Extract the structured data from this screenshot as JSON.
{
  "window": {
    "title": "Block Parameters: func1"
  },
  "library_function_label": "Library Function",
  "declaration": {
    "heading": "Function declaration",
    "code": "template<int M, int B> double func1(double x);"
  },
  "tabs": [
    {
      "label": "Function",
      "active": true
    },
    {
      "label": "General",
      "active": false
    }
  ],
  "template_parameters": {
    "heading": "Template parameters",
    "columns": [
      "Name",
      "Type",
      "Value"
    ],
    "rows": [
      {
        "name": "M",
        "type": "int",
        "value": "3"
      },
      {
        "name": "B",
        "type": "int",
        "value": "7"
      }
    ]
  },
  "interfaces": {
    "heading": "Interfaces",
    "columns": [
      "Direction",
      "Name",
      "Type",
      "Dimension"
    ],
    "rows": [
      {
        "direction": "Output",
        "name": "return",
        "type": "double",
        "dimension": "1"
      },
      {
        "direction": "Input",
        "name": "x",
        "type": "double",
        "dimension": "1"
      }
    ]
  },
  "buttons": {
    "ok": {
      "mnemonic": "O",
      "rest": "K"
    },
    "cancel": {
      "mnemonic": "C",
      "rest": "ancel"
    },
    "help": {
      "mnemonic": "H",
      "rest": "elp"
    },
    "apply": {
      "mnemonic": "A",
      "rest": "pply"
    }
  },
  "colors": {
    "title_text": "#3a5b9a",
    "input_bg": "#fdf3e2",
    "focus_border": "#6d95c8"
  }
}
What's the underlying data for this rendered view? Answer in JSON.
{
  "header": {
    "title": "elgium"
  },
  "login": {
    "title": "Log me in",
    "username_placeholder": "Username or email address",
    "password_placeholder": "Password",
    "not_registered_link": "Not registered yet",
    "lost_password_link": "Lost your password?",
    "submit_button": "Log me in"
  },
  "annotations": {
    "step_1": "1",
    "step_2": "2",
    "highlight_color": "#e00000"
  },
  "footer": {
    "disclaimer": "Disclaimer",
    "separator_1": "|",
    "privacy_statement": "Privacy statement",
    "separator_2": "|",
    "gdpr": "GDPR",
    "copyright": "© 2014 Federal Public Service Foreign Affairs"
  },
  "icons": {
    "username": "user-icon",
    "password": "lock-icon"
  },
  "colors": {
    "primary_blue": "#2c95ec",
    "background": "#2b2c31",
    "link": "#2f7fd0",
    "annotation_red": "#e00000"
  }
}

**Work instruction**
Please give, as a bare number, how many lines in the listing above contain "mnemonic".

**Task output**
4